The origins of Iwayado Tansu date back to the end of the 18th century, when the custodian of Iwayado castle had his retainers look into the commercial possibilities of such pieces of wooden furniture as chests with lids and others riding on palettes fitted with wheels.
Kyoto Fine-Pattern Dyeing
Kyo Komon dates back more than 1,200 years, when the all-essential stencil papers were first made.
Kyoto Kanoko Shibori
Shaped resist tie-dyeing, or shibori has been carried out for over a thousand years in Japan and was used for the patterns on court dress. It is known as kanoko shibori, or literally "fawn spot tie-dyeing" because of its resemblance to the spots on a young fawn.
Kyoto Round Fans
Kyo Uchiwa go back to the period in Japanese history known as the Northern and Southern Dynasties (1333-92). It is said that round fans from Korea were brought back to western Japan by wako, Japanese pirates who were constantly raiding the coast of Ming dynasty China and Korea at the time. These imported fans then found their way up through the Kishu to Nara and then onto Fukakusa where aristocrats from Kyoto had their country villas.
When the head of the Tokushima fief ordained that porcelain in the style of Nanking and Karatsu Yaki should be produced in 1780, craftsman were brought in from the island of Kyushu, a kiln was built and production began.
The roots of this craft go back to Hayashi Matashichi. With the support of the local feudal lord Hosokawa and his family, Hayashi was doing inlaid metal work on firearms and sword guards during the first half of the 17th century. Subsequently, as this craft became established, fine Higo sword guards were produced by generation after generation of the Hayashi family as well as by other families such as the Hiratas, Nishigakis, Shimizus and Kamiyoshis right through the Edo period (1600-1868), and many pieces of their work are still in existence. When the carrying of swords was outlawed in 1876, the Higo craftsmen turned their hand to decorative work and began making everyday items in line with the new social conditions.

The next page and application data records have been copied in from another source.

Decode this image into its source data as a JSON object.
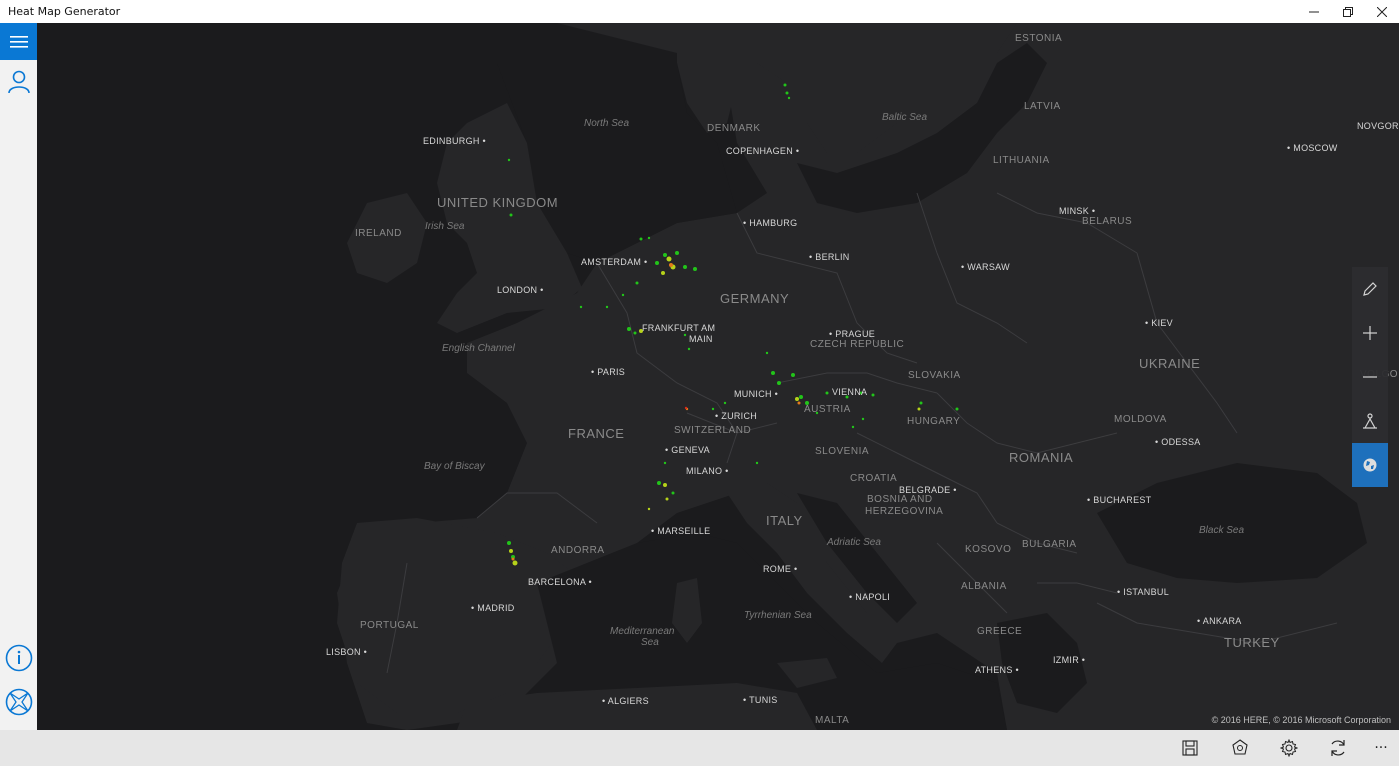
{
  "window": {
    "title": "Heat Map Generator",
    "minimize": "—",
    "restore": "❐",
    "close": "✕"
  },
  "sidebar": {
    "menu_icon": "hamburger-icon",
    "account_icon": "person-icon",
    "info_icon": "info-icon",
    "compass_icon": "compass-icon"
  },
  "map": {
    "countries": [
      {
        "id": "estonia",
        "name": "ESTONIA"
      },
      {
        "id": "latvia",
        "name": "LATVIA"
      },
      {
        "id": "denmark",
        "name": "DENMARK"
      },
      {
        "id": "lithuania",
        "name": "LITHUANIA"
      },
      {
        "id": "uk",
        "name": "UNITED KINGDOM"
      },
      {
        "id": "belarus",
        "name": "BELARUS"
      },
      {
        "id": "ireland",
        "name": "IRELAND"
      },
      {
        "id": "germany",
        "name": "GERMANY"
      },
      {
        "id": "czech",
        "name": "CZECH REPUBLIC"
      },
      {
        "id": "ukraine",
        "name": "UKRAINE"
      },
      {
        "id": "slovakia",
        "name": "SLOVAKIA"
      },
      {
        "id": "austria",
        "name": "AUSTRIA"
      },
      {
        "id": "moldova",
        "name": "MOLDOVA"
      },
      {
        "id": "hungary",
        "name": "HUNGARY"
      },
      {
        "id": "france",
        "name": "FRANCE"
      },
      {
        "id": "switzerland",
        "name": "SWITZERLAND"
      },
      {
        "id": "slovenia",
        "name": "SLOVENIA"
      },
      {
        "id": "romania",
        "name": "ROMANIA"
      },
      {
        "id": "croatia",
        "name": "CROATIA"
      },
      {
        "id": "bosnia1",
        "name": "BOSNIA AND"
      },
      {
        "id": "bosnia2",
        "name": "HERZEGOVINA"
      },
      {
        "id": "italy",
        "name": "ITALY"
      },
      {
        "id": "andorra",
        "name": "ANDORRA"
      },
      {
        "id": "kosovo",
        "name": "KOSOVO"
      },
      {
        "id": "bulgaria",
        "name": "BULGARIA"
      },
      {
        "id": "albania",
        "name": "ALBANIA"
      },
      {
        "id": "portugal",
        "name": "PORTUGAL"
      },
      {
        "id": "greece",
        "name": "GREECE"
      },
      {
        "id": "turkey",
        "name": "TURKEY"
      },
      {
        "id": "malta",
        "name": "MALTA"
      },
      {
        "id": "volgo",
        "name": "VOLGO"
      }
    ],
    "cities": [
      {
        "id": "edinburgh",
        "name": "EDINBURGH"
      },
      {
        "id": "copenhagen",
        "name": "COPENHAGEN"
      },
      {
        "id": "moscow",
        "name": "MOSCOW"
      },
      {
        "id": "novgorod",
        "name": "NOVGOR"
      },
      {
        "id": "hamburg",
        "name": "HAMBURG"
      },
      {
        "id": "minsk",
        "name": "MINSK"
      },
      {
        "id": "amsterdam",
        "name": "AMSTERDAM"
      },
      {
        "id": "berlin",
        "name": "BERLIN"
      },
      {
        "id": "warsaw",
        "name": "WARSAW"
      },
      {
        "id": "london",
        "name": "LONDON"
      },
      {
        "id": "kiev",
        "name": "KIEV"
      },
      {
        "id": "frankfurt1",
        "name": "FRANKFURT AM"
      },
      {
        "id": "frankfurt2",
        "name": "MAIN"
      },
      {
        "id": "prague",
        "name": "PRAGUE"
      },
      {
        "id": "paris",
        "name": "PARIS"
      },
      {
        "id": "munich",
        "name": "MUNICH"
      },
      {
        "id": "vienna",
        "name": "VIENNA"
      },
      {
        "id": "zurich",
        "name": "ZURICH"
      },
      {
        "id": "odessa",
        "name": "ODESSA"
      },
      {
        "id": "geneva",
        "name": "GENEVA"
      },
      {
        "id": "milano",
        "name": "MILANO"
      },
      {
        "id": "belgrade",
        "name": "BELGRADE"
      },
      {
        "id": "bucharest",
        "name": "BUCHAREST"
      },
      {
        "id": "marseille",
        "name": "MARSEILLE"
      },
      {
        "id": "barcelona",
        "name": "BARCELONA"
      },
      {
        "id": "rome",
        "name": "ROME"
      },
      {
        "id": "istanbul",
        "name": "ISTANBUL"
      },
      {
        "id": "madrid",
        "name": "MADRID"
      },
      {
        "id": "napoli",
        "name": "NAPOLI"
      },
      {
        "id": "ankara",
        "name": "ANKARA"
      },
      {
        "id": "lisbon",
        "name": "LISBON"
      },
      {
        "id": "izmir",
        "name": "IZMIR"
      },
      {
        "id": "athens",
        "name": "ATHENS"
      },
      {
        "id": "algiers",
        "name": "ALGIERS"
      },
      {
        "id": "tunis",
        "name": "TUNIS"
      }
    ],
    "seas": [
      {
        "id": "north-sea",
        "name": "North Sea"
      },
      {
        "id": "baltic-sea",
        "name": "Baltic Sea"
      },
      {
        "id": "irish-sea",
        "name": "Irish Sea"
      },
      {
        "id": "english-channel",
        "name": "English Channel"
      },
      {
        "id": "bay-of-biscay",
        "name": "Bay of Biscay"
      },
      {
        "id": "adriatic-sea",
        "name": "Adriatic Sea"
      },
      {
        "id": "black-sea",
        "name": "Black Sea"
      },
      {
        "id": "tyrrhenian-sea",
        "name": "Tyrrhenian Sea"
      },
      {
        "id": "mediterranean-1",
        "name": "Mediterranean"
      },
      {
        "id": "mediterranean-2",
        "name": "Sea"
      }
    ],
    "copyright": "© 2016 HERE, © 2016 Microsoft Corporation",
    "heat_colors": {
      "low": "#22c41a",
      "mid": "#b6d21a",
      "high": "#e07a1a",
      "peak": "#d42a1a"
    }
  },
  "map_tools": [
    {
      "id": "draw",
      "icon": "pencil-icon",
      "active": false
    },
    {
      "id": "zoom-in",
      "icon": "plus-icon",
      "active": false
    },
    {
      "id": "zoom-out",
      "icon": "minus-icon",
      "active": false
    },
    {
      "id": "street",
      "icon": "person-tilt-icon",
      "active": false
    },
    {
      "id": "map-style",
      "icon": "globe-icon",
      "active": true
    }
  ],
  "app_bar": [
    {
      "id": "save",
      "icon": "save-icon"
    },
    {
      "id": "shapes",
      "icon": "shapes-icon"
    },
    {
      "id": "settings",
      "icon": "gear-icon"
    },
    {
      "id": "refresh",
      "icon": "refresh-icon"
    },
    {
      "id": "more",
      "icon": "more-icon",
      "label": "···"
    }
  ],
  "colors": {
    "accent": "#0a78d4",
    "land": "#262628",
    "water": "#1b1b1d",
    "border": "#3c3c3f"
  }
}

The origins of the Ogatsu Suzuri can be traced back to the Muromachi period (1392-1573). Then, at the beginning of the 17th century, two inkstones were presented to the military commander, Date Masamune, who was on a deer hunt on Toojima, an island off the Ojika Peninsular. It seems that he was highly delighted with the stones and reciprocated generously.
Closely linked with the spread of Buddhism in the area, embroidery was introduced to the province of Kaga from Kyoto in the Muromachi period (1392-1573) and was used for the decoration of such religious trappings as altar cloths and surplice worn by monks.
Written during the Nara period (710-794), reference is made to papers from this area in such ancient documents to be found in the Shosoin Repository in Nara. Further evidence of the long history of Etchu Washi can also be found in the Heian period (794-1185) document on court protocol, the Engishiki, in which it is recorded that paper was used to pay taxes.
Echizen Yaki ranks among Japan's six old kilns and therefore has a history dating back many centuries. First fired toward the end of the Heian period (794-1185), upward of 200 old kilns sites have been discovered in the area to date. It was in these massive old kilns that all manner of everyday articles such as pots, jars, mortars, flasks, and jars in which to keep a black tooth dye fashionable at the time were fired.
There are many stories about the origin of this craft, but it is known to date back to the mid-17th century.
Hidehira Lacquer Ware
This lacquer craft really began when Ohshu Fujiwara wielded power over Hiraizumi in Iwate Prefecture toward the end of the Heian period (794-1185). It was he who lent this support to the building of the temple, Chusonji with its famous Konjikido and many fine pieces of Buddhist art in general.